Rhyolite claims the title of “Nevada’s most photographed ghost town,” thanks to Hollywood film-famous facades like the old bank, train depot, and Tom T. Kelly’s Bottle House—monuments to Nevada’s boomtown days on the edge of Death Valley. Walk where 5,000 residents once prospered; then do as one of the town’s wooden buildings once did and retire to Beatty’s Happy Burro Chili & Beer, which serves up satisfaction exactly as advertised.

Due to its current population of around 300 residents, Goldfield, Nevada is technically a “living ghost town,” but this former ore mecca (once Nevada’s largest city) gets in the spirit with story-filled tours of Goldfield Historic High School, the Tiffany Lamp-studded courthouse, and the Goldfield Hotel—all certified extremely haunted by virtually every paranormal outfit, on TV and otherwise. Afterwards, raise a glass to Nevada’s past at the 1905-built Santa Fe Saloon, home to abundant old-school ephemera and “Nevada’s Meanest Bartender” (although we think she’s pretty swell).

Bed Down: Union Street Lodging B&B (Austin), Jackson House Hotel & Tea Room (Eureka), Historic Hotel Nevada & Gambling Hall (Ely)

Winter Road Trip on the Loneliest Road in America

Learn more about the Loneliest Road in America here

It’s always cruisin’ season in the Road Trip Capital of the USA, including along one of the nation’s most iconic stretches of road. In fact, thanks to snow-capped peaks and seas of sagebrush bright glistening in the bright Nevada sun, winter is one of our favorite times to hit up Highway 50. Some things are definitely closed until spring; but here’s what isn’t.

After a hot dip in our capital town’s Carson Hot Springs Resort, shoot east to Fallon’s Sand Mountain Recreation Area, where you can climb and then skip or sled down a six-story sand dune. Past Austin, detour down to Big Smoky Valley for a legendary Bunker Hill Bloody Mary at the Lucky Spur Saloon before a natural soak at one of Spencer Hot Springs’ three classic “cowboy tubs.” 

While Great Basin National Park’s upper elevations are beautifully blanketed in deep snow (usually until at least late June), creekside hikes become snowshoe strolls and the rare shield  formations and “draperies” inside the stunning Lehman Caves system are just as cool (well, and warm, for that matter) in winter as they are in summer. Heat things up back in Ely with one of the state’s best chorizo burgers at Racks Bar & Grill.
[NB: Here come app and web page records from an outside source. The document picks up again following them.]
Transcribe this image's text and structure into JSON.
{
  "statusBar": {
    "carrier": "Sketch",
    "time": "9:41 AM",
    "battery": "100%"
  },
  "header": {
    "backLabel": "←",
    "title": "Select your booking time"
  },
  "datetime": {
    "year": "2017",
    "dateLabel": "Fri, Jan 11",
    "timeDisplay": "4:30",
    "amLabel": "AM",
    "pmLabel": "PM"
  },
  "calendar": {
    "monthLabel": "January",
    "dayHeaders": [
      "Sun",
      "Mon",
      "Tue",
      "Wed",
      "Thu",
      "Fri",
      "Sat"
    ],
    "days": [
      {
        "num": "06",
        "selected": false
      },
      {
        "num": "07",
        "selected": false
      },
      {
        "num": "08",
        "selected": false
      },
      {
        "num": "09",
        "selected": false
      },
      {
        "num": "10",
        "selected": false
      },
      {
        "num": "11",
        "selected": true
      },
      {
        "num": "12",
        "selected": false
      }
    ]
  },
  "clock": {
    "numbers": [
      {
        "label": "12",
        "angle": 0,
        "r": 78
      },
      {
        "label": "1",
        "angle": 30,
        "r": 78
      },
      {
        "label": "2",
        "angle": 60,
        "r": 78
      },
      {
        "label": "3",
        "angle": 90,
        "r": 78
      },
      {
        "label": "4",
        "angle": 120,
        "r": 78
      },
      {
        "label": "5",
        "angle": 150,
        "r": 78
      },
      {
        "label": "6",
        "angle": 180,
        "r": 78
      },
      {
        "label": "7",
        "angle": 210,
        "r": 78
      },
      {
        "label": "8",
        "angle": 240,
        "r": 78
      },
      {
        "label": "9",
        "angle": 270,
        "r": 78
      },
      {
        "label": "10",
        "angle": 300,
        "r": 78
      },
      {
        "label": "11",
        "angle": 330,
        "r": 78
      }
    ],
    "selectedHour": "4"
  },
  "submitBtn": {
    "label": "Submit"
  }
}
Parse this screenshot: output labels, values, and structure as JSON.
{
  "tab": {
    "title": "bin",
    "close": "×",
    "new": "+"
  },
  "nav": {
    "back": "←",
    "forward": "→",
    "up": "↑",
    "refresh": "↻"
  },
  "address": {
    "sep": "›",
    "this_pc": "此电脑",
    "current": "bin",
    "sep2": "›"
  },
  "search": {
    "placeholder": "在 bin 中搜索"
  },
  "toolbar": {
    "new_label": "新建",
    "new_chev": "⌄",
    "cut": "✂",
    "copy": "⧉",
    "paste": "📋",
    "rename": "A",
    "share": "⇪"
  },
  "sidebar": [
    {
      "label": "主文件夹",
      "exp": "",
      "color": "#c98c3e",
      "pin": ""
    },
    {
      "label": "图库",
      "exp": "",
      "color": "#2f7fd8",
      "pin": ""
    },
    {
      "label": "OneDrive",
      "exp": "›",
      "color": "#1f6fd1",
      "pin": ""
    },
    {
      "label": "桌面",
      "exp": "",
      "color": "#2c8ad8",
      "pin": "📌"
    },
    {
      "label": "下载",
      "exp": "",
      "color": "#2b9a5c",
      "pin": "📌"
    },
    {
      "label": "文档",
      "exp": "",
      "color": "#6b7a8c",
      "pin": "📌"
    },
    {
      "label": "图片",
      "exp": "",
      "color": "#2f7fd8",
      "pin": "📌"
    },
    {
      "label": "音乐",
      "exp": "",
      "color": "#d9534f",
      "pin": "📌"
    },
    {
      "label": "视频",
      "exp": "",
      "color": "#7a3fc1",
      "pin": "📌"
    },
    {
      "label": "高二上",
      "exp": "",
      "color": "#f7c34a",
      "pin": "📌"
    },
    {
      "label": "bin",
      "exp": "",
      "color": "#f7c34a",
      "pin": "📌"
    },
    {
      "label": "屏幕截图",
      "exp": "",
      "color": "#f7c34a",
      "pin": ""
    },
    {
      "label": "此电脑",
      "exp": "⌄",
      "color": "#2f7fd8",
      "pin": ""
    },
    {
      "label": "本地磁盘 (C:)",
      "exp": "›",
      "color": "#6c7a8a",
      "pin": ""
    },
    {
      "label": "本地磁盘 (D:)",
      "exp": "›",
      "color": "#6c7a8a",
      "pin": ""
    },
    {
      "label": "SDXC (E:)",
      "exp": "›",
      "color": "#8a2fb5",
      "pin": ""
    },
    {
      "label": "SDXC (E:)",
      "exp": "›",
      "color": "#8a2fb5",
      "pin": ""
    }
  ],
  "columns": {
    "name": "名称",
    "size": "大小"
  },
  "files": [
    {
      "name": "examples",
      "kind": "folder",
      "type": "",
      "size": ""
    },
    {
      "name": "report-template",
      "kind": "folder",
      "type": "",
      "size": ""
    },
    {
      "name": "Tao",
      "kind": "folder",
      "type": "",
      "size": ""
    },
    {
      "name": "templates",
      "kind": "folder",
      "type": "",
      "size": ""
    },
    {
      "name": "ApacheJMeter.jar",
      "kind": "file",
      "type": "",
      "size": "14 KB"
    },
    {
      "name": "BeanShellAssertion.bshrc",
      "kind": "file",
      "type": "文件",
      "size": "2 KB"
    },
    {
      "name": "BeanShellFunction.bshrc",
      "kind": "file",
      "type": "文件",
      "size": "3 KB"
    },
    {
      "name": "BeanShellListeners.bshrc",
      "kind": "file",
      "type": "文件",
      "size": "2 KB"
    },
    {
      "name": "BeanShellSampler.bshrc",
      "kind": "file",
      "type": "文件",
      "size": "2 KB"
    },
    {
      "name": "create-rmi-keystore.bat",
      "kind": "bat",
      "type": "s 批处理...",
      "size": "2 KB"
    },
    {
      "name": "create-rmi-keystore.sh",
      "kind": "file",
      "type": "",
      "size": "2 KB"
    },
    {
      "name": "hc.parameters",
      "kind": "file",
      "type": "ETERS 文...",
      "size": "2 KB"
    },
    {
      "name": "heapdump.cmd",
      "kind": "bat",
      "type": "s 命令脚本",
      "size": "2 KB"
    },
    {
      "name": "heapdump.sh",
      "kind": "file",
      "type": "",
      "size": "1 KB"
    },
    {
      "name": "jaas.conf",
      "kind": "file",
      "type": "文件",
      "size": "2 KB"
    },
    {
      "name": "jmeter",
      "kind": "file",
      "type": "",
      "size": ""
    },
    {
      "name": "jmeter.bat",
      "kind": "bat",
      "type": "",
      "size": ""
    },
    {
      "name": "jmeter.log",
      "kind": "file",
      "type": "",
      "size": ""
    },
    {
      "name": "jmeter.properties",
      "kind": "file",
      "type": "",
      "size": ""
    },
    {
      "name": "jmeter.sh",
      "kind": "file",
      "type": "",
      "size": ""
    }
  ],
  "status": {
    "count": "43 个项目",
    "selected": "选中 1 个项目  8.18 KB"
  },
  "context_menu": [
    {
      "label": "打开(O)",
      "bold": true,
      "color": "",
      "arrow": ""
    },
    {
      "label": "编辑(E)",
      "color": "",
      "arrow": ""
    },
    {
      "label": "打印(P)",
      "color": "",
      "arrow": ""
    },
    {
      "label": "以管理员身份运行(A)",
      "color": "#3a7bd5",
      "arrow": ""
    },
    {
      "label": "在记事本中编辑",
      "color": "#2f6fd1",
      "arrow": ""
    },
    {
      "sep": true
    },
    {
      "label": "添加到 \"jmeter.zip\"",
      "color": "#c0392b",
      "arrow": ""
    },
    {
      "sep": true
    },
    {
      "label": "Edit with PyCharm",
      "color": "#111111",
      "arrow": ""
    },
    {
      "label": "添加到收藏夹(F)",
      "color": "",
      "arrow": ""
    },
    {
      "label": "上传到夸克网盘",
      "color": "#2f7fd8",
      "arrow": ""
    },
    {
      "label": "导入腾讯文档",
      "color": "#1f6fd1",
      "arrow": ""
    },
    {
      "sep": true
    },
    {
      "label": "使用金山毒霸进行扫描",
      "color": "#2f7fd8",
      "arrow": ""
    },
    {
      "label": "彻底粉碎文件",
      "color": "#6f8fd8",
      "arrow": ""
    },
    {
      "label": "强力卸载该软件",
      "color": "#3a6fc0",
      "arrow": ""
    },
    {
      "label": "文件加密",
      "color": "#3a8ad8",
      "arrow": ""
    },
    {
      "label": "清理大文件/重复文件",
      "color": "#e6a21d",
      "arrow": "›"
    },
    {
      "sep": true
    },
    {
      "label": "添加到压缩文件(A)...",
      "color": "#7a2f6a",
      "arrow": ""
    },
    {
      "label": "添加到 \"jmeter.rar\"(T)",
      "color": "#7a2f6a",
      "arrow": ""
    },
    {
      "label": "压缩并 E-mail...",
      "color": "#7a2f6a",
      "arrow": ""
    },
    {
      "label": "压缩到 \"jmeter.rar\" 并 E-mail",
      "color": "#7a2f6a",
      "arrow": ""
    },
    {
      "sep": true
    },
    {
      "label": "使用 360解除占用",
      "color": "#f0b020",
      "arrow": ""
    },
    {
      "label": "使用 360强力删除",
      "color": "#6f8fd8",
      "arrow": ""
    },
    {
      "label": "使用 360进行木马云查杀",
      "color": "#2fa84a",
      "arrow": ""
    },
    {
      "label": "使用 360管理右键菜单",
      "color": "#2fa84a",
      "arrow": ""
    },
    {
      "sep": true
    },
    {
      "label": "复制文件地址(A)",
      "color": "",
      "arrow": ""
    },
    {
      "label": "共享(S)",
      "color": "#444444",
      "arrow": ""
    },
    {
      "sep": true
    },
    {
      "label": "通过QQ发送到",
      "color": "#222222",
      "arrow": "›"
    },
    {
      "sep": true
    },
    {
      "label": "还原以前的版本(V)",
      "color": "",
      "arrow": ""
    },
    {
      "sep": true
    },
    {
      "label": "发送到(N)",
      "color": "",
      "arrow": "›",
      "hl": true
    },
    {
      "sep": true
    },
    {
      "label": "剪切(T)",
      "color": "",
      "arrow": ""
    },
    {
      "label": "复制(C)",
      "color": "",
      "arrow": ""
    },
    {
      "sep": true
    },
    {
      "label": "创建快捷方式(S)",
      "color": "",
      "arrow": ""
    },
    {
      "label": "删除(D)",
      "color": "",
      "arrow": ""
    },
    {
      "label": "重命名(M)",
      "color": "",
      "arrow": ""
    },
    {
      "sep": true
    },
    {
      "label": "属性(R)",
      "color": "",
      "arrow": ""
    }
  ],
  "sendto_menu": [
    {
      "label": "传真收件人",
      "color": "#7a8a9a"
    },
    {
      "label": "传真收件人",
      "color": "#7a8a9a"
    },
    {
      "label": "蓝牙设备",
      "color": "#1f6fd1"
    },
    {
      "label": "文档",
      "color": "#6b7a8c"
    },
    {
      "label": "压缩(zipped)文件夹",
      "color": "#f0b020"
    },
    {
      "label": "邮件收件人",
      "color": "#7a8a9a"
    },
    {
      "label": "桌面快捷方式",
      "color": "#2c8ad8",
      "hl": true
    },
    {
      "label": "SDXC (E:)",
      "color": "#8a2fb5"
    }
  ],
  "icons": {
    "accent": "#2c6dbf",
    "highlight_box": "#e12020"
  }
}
Love this place? Learn what you can do to help care for the land we cherish and keep it accessible for future generations.

Experts Only: Black Rock Desert

Gerlach and beyond

First things first: Despite its Burning Man fame, the Black Rock Desert—especially the fabled Playa—is not for the casual rent-a-car weekend warrior in any season. However, if you have the right adventure-mobile (4×4 plus high-clearance, packed with plenty of supplies), a worthy crew, and are sufficiently versed in Nevada’s Dirt Road Code, this 1.2-million-acre swathe of far-flung, high-desert majesty can be your wintertime wonderland. 

Unless you’re camping (which you can do almost anywhere), we recommend base-camping in the community of Gerlach, “Center of the Known Universe,” at Bruno’s Country Club, Motel & RV Park—the go-to Black Rock Desert staging ground since 1952. 

Day trip to magical destinations like the whimsical, mile-long, art installation-dotted track of Guru Road; the solar-powered, landscape-inspired, 1974-founded, husband-and-wife ceramics workshop and art studio known as Planet X Pottery; and even (if you’re up for a bumpy journey) Soldier Meadows Hot Springs

Then toast the day’s exploits back at Bruno’s with Picon Punches (Nevada’s unofficial state cocktail) and ravioli that’s unchanged from the way the late Bruno learned it in the Old Country.

Travel Nevada Pro Tip

If it’s anything other than bone-dry, DON’T DRIVE ON THE PLAYA.  Check recent conditions with Friends of Black Rock or a Gerlach business before coming.